Continued Conversations

A Post from Bashful Radical

Browsing blogs the other day, I probably should have found this earlier: Bashful Radical’s response and musing to my post on “real” writers vs. bloggers. These conversations continue – interesting how thinking about handwriting versus typed print or published blogging seems to have prompted her to consider writing off the internet entirely. The benefits of each are hard to weigh – the privacy of handwritten print and the ability to draft more thoroughly, or the availability of a large audience (even community) and the pleasure of instant publication. I note that I could have sent her a private message about it instead of reposting it on my own blog…but her thoughts are too insightful.
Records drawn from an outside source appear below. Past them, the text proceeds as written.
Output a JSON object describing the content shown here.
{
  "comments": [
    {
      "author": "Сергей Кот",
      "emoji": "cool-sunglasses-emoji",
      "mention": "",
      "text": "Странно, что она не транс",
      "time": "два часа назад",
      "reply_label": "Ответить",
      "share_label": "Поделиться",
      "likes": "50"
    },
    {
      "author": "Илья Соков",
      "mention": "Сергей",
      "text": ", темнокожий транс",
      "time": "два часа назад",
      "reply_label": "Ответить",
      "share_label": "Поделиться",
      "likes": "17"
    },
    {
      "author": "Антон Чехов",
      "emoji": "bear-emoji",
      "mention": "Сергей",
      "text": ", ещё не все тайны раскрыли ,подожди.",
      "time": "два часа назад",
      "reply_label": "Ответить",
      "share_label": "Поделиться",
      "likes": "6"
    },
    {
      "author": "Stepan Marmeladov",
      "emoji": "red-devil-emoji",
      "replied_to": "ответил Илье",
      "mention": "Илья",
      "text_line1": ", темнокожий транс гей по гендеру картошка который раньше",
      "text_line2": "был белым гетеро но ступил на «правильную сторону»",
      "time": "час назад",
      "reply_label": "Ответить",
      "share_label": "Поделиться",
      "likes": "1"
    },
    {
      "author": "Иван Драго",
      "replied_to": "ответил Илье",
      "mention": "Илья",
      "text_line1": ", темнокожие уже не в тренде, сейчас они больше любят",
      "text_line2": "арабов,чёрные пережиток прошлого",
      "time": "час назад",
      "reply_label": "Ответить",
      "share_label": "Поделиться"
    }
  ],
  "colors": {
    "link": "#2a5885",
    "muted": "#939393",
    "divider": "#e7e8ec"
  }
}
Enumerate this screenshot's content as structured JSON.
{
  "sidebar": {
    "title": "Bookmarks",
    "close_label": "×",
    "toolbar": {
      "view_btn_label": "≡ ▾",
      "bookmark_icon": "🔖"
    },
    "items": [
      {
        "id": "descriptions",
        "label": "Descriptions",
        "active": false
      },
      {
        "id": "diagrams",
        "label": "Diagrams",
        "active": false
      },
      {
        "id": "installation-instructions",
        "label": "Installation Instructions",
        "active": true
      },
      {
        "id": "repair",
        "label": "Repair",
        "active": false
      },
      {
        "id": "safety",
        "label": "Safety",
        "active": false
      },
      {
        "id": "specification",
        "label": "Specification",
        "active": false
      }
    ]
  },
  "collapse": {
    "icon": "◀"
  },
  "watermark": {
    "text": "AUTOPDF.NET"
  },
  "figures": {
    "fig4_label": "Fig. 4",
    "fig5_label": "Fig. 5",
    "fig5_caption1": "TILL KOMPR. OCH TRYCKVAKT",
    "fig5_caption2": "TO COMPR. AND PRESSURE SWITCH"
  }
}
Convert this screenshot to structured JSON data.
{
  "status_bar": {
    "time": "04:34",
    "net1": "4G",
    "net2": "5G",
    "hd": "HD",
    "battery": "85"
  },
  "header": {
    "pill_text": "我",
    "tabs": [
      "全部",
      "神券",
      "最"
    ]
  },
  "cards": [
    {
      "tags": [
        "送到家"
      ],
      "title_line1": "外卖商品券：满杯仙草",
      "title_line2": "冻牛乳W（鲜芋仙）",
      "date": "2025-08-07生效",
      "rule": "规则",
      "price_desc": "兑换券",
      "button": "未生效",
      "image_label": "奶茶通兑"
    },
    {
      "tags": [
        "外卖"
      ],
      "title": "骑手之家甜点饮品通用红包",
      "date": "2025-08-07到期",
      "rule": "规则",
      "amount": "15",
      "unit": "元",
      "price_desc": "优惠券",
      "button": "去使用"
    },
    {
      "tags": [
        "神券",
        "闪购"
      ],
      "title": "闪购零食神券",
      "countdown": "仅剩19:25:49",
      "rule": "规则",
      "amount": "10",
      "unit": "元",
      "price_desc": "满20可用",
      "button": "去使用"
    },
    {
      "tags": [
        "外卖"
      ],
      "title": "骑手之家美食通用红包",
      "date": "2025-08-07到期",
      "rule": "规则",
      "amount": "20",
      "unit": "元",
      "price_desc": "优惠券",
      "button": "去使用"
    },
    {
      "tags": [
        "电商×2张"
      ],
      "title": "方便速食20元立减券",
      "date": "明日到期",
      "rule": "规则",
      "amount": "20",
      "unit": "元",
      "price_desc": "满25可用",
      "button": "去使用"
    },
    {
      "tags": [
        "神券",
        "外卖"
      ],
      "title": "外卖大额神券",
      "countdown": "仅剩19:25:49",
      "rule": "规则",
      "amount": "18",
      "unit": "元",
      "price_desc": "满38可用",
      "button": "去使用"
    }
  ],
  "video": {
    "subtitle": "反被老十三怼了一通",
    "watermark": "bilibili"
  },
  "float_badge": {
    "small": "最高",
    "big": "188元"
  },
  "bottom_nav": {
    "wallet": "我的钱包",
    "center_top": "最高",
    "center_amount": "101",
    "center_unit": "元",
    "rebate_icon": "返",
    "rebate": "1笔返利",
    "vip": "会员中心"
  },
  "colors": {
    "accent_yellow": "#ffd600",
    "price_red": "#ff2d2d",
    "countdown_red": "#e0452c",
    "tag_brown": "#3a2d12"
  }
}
Take a brief moment to read this post.

Real writers, real writing implements, ruminations

Posted on June 17, 2010 by notesfromabashfulradical

I was pondering B. L. Goss’ musings on ‘real writers’  as I started writing the old fashioned way, by pen and paper.  What she writes is true, writing before the internet meant more privacy, no blogs, writers wrote for their friends and lovers in letters, or in private diaries.  Public was published, only.  Also, inspired by an interview with B about my own blogs, why I blog, the nature of it, and all of her writing on the subject as well as my new attempt at writing away from the computer led me to the realisation that writing with pen and paper is inherently private.  It is a nuisance to transfer everything to the computer–not only because my own handwriting is closer to scribbles than words, but also because of the strange emotional investment in the sort of re-writing required in transcribing.  I’m wondering if I should switch almost entirely.  Wrote a long segment on trust and the subaltern subject’s relations with the standard, and realising that I prefer it as it is, on paper, handheld, private, yes…

Read the rest of her post here.


Leave a Reply

Fill in your details below or click an icon to log in: Logo

You are commenting using your account. Log Out / Change )

Twitter picture

You are commenting using your Twitter account. Log Out / Change )

Facebook photo

You are commenting using your Facebook account. Log Out / Change )

Google+ photo

You are commenting using your Google+ account. Log Out / Change )

Connecting to %s